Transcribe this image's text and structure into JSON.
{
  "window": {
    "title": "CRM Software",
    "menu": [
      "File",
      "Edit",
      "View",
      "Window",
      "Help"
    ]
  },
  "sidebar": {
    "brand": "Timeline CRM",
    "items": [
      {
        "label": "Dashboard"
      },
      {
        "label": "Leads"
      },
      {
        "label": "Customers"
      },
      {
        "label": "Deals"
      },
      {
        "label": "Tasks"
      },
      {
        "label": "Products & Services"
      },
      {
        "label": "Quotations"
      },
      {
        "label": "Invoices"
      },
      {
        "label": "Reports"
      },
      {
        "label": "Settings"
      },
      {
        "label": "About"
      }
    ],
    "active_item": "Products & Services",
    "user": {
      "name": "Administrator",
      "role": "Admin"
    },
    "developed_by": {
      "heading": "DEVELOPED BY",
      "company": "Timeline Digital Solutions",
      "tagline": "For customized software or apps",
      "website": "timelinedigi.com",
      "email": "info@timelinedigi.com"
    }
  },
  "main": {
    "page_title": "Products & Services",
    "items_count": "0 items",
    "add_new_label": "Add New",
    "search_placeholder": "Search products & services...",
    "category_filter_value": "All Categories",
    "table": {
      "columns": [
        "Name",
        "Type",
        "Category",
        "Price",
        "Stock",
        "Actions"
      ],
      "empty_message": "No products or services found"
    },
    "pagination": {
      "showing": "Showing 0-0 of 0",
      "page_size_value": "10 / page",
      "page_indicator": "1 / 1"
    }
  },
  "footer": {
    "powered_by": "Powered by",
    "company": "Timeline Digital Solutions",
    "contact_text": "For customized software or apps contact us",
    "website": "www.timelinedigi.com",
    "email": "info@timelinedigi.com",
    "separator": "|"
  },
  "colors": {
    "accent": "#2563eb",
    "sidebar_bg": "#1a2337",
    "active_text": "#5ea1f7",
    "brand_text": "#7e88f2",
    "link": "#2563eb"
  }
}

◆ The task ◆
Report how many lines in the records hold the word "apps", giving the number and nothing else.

◆ Written solution ◆
2